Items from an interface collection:
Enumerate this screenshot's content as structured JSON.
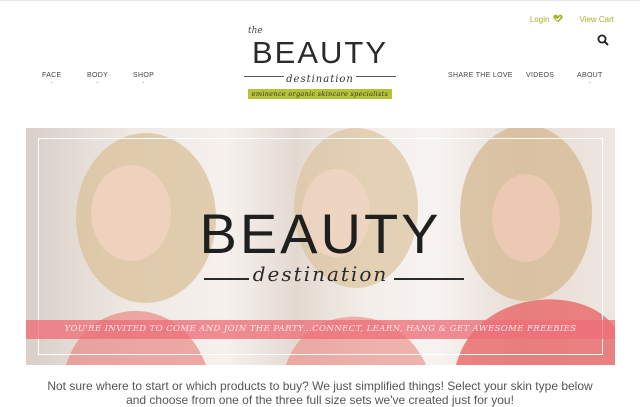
{
  "header": {
    "login_label": "Login",
    "cart_label": "View Cart",
    "heart_icon": "heart-check-icon",
    "search_icon": "search-icon"
  },
  "logo": {
    "the": "the",
    "title": "BEAUTY",
    "script": "destination",
    "tagline": "eminence organic skincare specialists"
  },
  "nav": {
    "left": [
      "FACE",
      "BODY",
      "SHOP"
    ],
    "right": [
      "SHARE THE LOVE",
      "VIDEOS",
      "ABOUT"
    ]
  },
  "hero": {
    "title": "BEAUTY",
    "script": "destination",
    "banner": "YOU'RE INVITED TO COME AND JOIN THE PARTY...CONNECT, LEARN, HANG & GET AWESOME FREEBIES"
  },
  "intro": {
    "line1": "Not sure where to start or which products to buy?  We just simplified things! Select your skin type below",
    "line2": "and choose from one of the three full size sets we've created just for you!"
  },
  "colors": {
    "accent": "#a9b22c",
    "tagline_bg": "#b5c335",
    "banner": "#ee6e78"
  }
}
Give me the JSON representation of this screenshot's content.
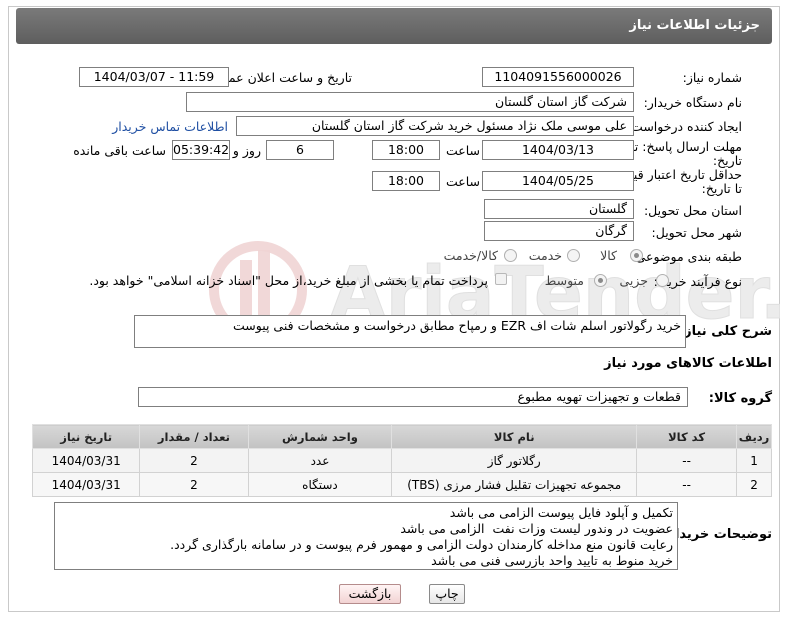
{
  "header": {
    "title": "جزئیات اطلاعات نیاز"
  },
  "fields": {
    "need_number_label": "شماره نیاز:",
    "need_number": "1104091556000026",
    "announce_label": "تاریخ و ساعت اعلان عمومی:",
    "announce_value": "1404/03/07 - 11:59",
    "buyer_org_label": "نام دستگاه خریدار:",
    "buyer_org": "شرکت گاز استان گلستان",
    "creator_label": "ایجاد کننده درخواست:",
    "creator": "علی موسی ملک نژاد مسئول خرید شرکت گاز استان گلستان",
    "contact_link": "اطلاعات تماس خریدار",
    "reply_deadline_label_1": "مهلت ارسال پاسخ: تا",
    "reply_deadline_label_2": "تاریخ:",
    "reply_date": "1404/03/13",
    "time_label": "ساعت",
    "reply_time": "18:00",
    "days_value": "6",
    "days_label": "روز و",
    "remaining_time": "05:39:42",
    "remaining_label": "ساعت باقی مانده",
    "price_deadline_label_1": "حداقل تاریخ اعتبار قیمت:",
    "price_deadline_label_2": "تا تاریخ:",
    "price_date": "1404/05/25",
    "price_time": "18:00",
    "province_label": "استان محل تحویل:",
    "province": "گلستان",
    "city_label": "شهر محل تحویل:",
    "city": "گرگان",
    "category_label": "طبقه بندی موضوعی:",
    "category_options": [
      "کالا",
      "خدمت",
      "کالا/خدمت"
    ],
    "purchase_type_label": "نوع فرآیند خرید :",
    "purchase_options": [
      "جزیی",
      "متوسط"
    ],
    "payment_note": "پرداخت تمام یا بخشی از مبلغ خرید،از محل \"اسناد خزانه اسلامی\" خواهد بود.",
    "summary_label": "شرح کلی نیاز:",
    "summary": "خرید رگولاتور اسلم شات اف EZR و رمپاح مطابق درخواست و مشخصات فنی پیوست",
    "goods_info_title": "اطلاعات کالاهای مورد نیاز",
    "goods_group_label": "گروه کالا:",
    "goods_group": "قطعات و تجهیزات تهویه مطبوع"
  },
  "table": {
    "headers": [
      "ردیف",
      "کد کالا",
      "نام کالا",
      "واحد شمارش",
      "تعداد / مقدار",
      "تاریخ نیاز"
    ],
    "rows": [
      [
        "1",
        "--",
        "رگلاتور گاز",
        "عدد",
        "2",
        "1404/03/31"
      ],
      [
        "2",
        "--",
        "مجموعه تجهیزات تقلیل فشار مرزی (TBS)",
        "دستگاه",
        "2",
        "1404/03/31"
      ]
    ]
  },
  "notes": {
    "label": "توضیحات خریدار:",
    "text": "تکمیل و آپلود فایل پیوست الزامی می باشد\nعضویت در وندور لیست وزات نفت  الزامی می باشد\nرعایت قانون منع مداخله کارمندان دولت الزامی و مهمور فرم پیوست و در سامانه بارگذاری گردد.\nخرید منوط به تایید واحد بازرسی فنی می باشد"
  },
  "buttons": {
    "print": "چاپ",
    "back": "بازگشت"
  },
  "colors": {
    "header_bg": "#6b6b6b",
    "link": "#1f4fa3",
    "back_button": "#f2d3d3"
  }
}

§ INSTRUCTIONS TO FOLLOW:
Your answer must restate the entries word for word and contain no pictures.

§ EXPECTED ANSWER:
Enumerate this screenshot's content as structured JSON.
{
  "header": {
    "login_label": "Login",
    "cart_label": "View Cart",
    "heart_icon": "heart-check-icon",
    "search_icon": "search-icon"
  },
  "logo": {
    "the": "the",
    "title": "BEAUTY",
    "script": "destination",
    "tagline": "eminence organic skincare specialists"
  },
  "nav": {
    "left": [
      "FACE",
      "BODY",
      "SHOP"
    ],
    "right": [
      "SHARE THE LOVE",
      "VIDEOS",
      "ABOUT"
    ]
  },
  "hero": {
    "title": "BEAUTY",
    "script": "destination",
    "banner": "YOU'RE INVITED TO COME AND JOIN THE PARTY...CONNECT, LEARN, HANG & GET AWESOME FREEBIES"
  },
  "intro": {
    "line1": "Not sure where to start or which products to buy?  We just simplified things! Select your skin type below",
    "line2": "and choose from one of the three full size sets we've created just for you!"
  },
  "colors": {
    "accent": "#a9b22c",
    "tagline_bg": "#b5c335",
    "banner": "#ee6e78"
  }
}
Give me the JSON representation of this screenshot's content.
{
  "header": {
    "title": "جزئیات اطلاعات نیاز"
  },
  "fields": {
    "need_number_label": "شماره نیاز:",
    "need_number": "1104091556000026",
    "announce_label": "تاریخ و ساعت اعلان عمومی:",
    "announce_value": "1404/03/07 - 11:59",
    "buyer_org_label": "نام دستگاه خریدار:",
    "buyer_org": "شرکت گاز استان گلستان",
    "creator_label": "ایجاد کننده درخواست:",
    "creator": "علی موسی ملک نژاد مسئول خرید شرکت گاز استان گلستان",
    "contact_link": "اطلاعات تماس خریدار",
    "reply_deadline_label_1": "مهلت ارسال پاسخ: تا",
    "reply_deadline_label_2": "تاریخ:",
    "reply_date": "1404/03/13",
    "time_label": "ساعت",
    "reply_time": "18:00",
    "days_value": "6",
    "days_label": "روز و",
    "remaining_time": "05:39:42",
    "remaining_label": "ساعت باقی مانده",
    "price_deadline_label_1": "حداقل تاریخ اعتبار قیمت:",
    "price_deadline_label_2": "تا تاریخ:",
    "price_date": "1404/05/25",
    "price_time": "18:00",
    "province_label": "استان محل تحویل:",
    "province": "گلستان",
    "city_label": "شهر محل تحویل:",
    "city": "گرگان",
    "category_label": "طبقه بندی موضوعی:",
    "category_options": [
      "کالا",
      "خدمت",
      "کالا/خدمت"
    ],
    "purchase_type_label": "نوع فرآیند خرید :",
    "purchase_options": [
      "جزیی",
      "متوسط"
    ],
    "payment_note": "پرداخت تمام یا بخشی از مبلغ خرید،از محل \"اسناد خزانه اسلامی\" خواهد بود.",
    "summary_label": "شرح کلی نیاز:",
    "summary": "خرید رگولاتور اسلم شات اف EZR و رمپاح مطابق درخواست و مشخصات فنی پیوست",
    "goods_info_title": "اطلاعات کالاهای مورد نیاز",
    "goods_group_label": "گروه کالا:",
    "goods_group": "قطعات و تجهیزات تهویه مطبوع"
  },
  "table": {
    "headers": [
      "ردیف",
      "کد کالا",
      "نام کالا",
      "واحد شمارش",
      "تعداد / مقدار",
      "تاریخ نیاز"
    ],
    "rows": [
      [
        "1",
        "--",
        "رگلاتور گاز",
        "عدد",
        "2",
        "1404/03/31"
      ],
      [
        "2",
        "--",
        "مجموعه تجهیزات تقلیل فشار مرزی (TBS)",
        "دستگاه",
        "2",
        "1404/03/31"
      ]
    ]
  },
  "notes": {
    "label": "توضیحات خریدار:",
    "text": "تکمیل و آپلود فایل پیوست الزامی می باشد\nعضویت در وندور لیست وزات نفت  الزامی می باشد\nرعایت قانون منع مداخله کارمندان دولت الزامی و مهمور فرم پیوست و در سامانه بارگذاری گردد.\nخرید منوط به تایید واحد بازرسی فنی می باشد"
  },
  "buttons": {
    "print": "چاپ",
    "back": "بازگشت"
  },
  "colors": {
    "header_bg": "#6b6b6b",
    "link": "#1f4fa3",
    "back_button": "#f2d3d3"
  }
}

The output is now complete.